Yes, Noah Cyrus is Miley’s younger sister. At just 17 years old, she’s also a veritable pop riser in her own right. Down-to-earth vocals mesh with acoustic guitar on “I’m Stuck,” and her fervent spirit shows through big alt-pop production on “Make Me (Cry).” We’d much prefer if she’d stick to the former, but we expect that she’s exploring it all.
She’s set to break out this fall: She’s secured an opening slot on Katy Perry’s tour and her debut record NC-17 is likely on its way before the end of 2017. It sounds like it’ll have some diversity, featuring a country song and an “electronics-driven ode to adolescent apathy” according to a Billboard report.
The jury’s out on whether she’ll have even a fraction of cultural impact as her sister.

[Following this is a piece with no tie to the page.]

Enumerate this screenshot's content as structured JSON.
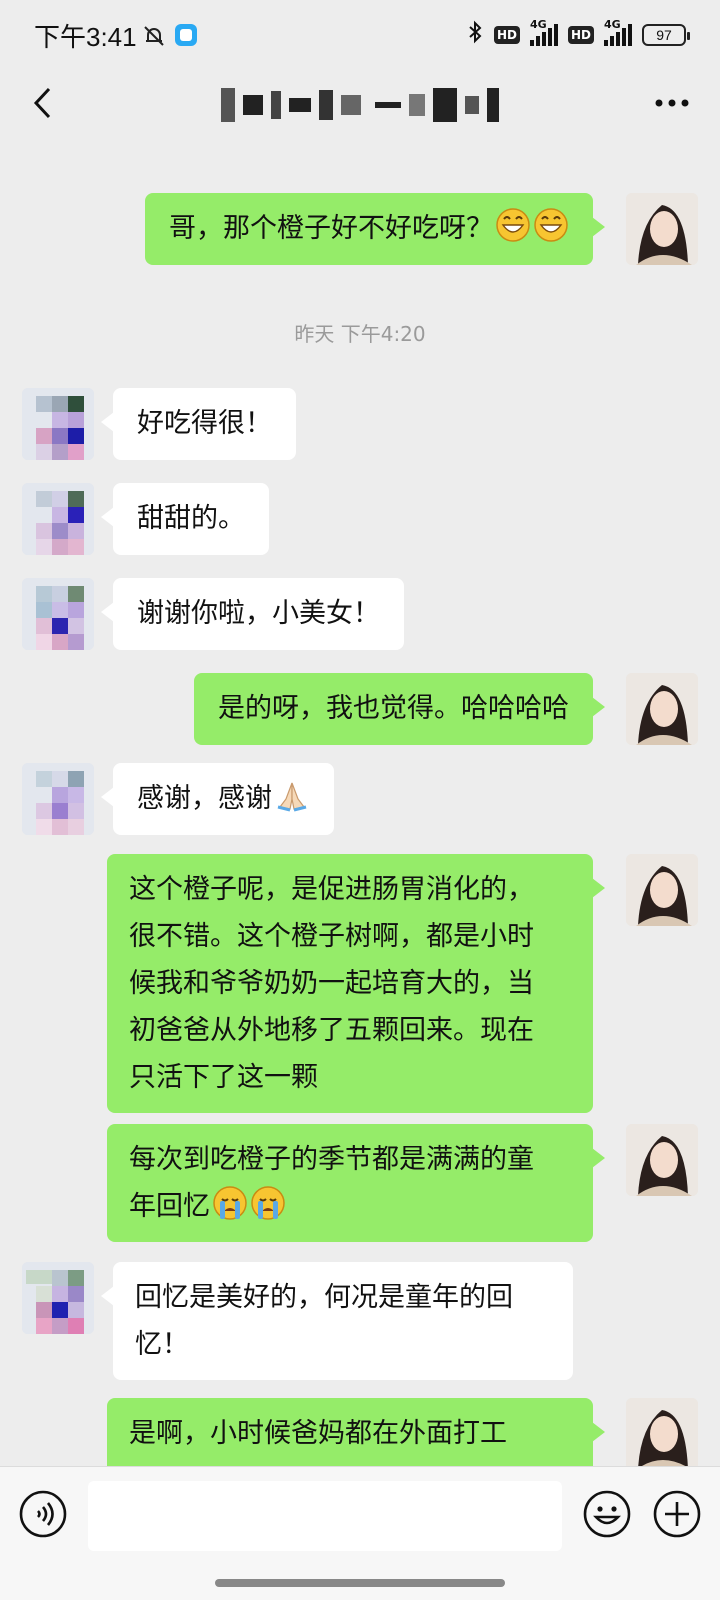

She is trying to distance herself from Miley, though, telling Billboard “I’m doing my thing, and Miley’s doing hers.”
SZA is more than the bedroom R&B swooners that fill her debut full-length Cntrl. Soul permeates through the record, whether it’s the revealing, flowing “Supermodel,” or the unapologetic jam “Love Galore” (feat. Travis Scott). Themes of love run through Cntrl, but it’s a thoughtful (albeit sometimes unusual) sense of love.
“‘Supermodel’ is a personal goal. I wanted to just do like a stream-of-consciousness song from the top, to just freestyle something that flowed out of my body,” the artist born Solana Imani Rowe, who is signed to Kendrick Lamar’s Top Dawg Entertainment, told Vulture. “With ‘Doves in the Wind,’ I wanted to talk shit.’”
That’s pretty much what we thought when we heard Cntrl. We’re not sure if it’s enough to push the proverbial VMA best new artist envelope, but we’re sure that this isn’t the last you’ll be hearing of SZA.
“OOOUUU” broke Brooklyn rapper Young M.A. onto the national scene last year in a big way—and she did it without major music biz support. She self-released the single, which she calls a “feel-good record,” last year. Since, it’s been remixed by Nicki Minaj, French Montana, Jadakiss, and A$AP Ferg. Just five months after its release, she was already performing onstage at a Beyoncé stadium show in New Jersey.
“OOOUUU” is an ode to a living large. It’s representative of her 2017 EP Herstory, which finds her gulping down Hennessey, recounting her life on the streets, and dating women. Her gritty lyrics—she calls 50 Cent (who has also remixed “OOOUUU”) one of her inspirations—and her uncompromising attitude have propelled her forward.
She’s the cool, outspoken lady of the VMA best new artist nominees. She may be too provocative for MTV circa 2017, but she’s certainly an artist to watch.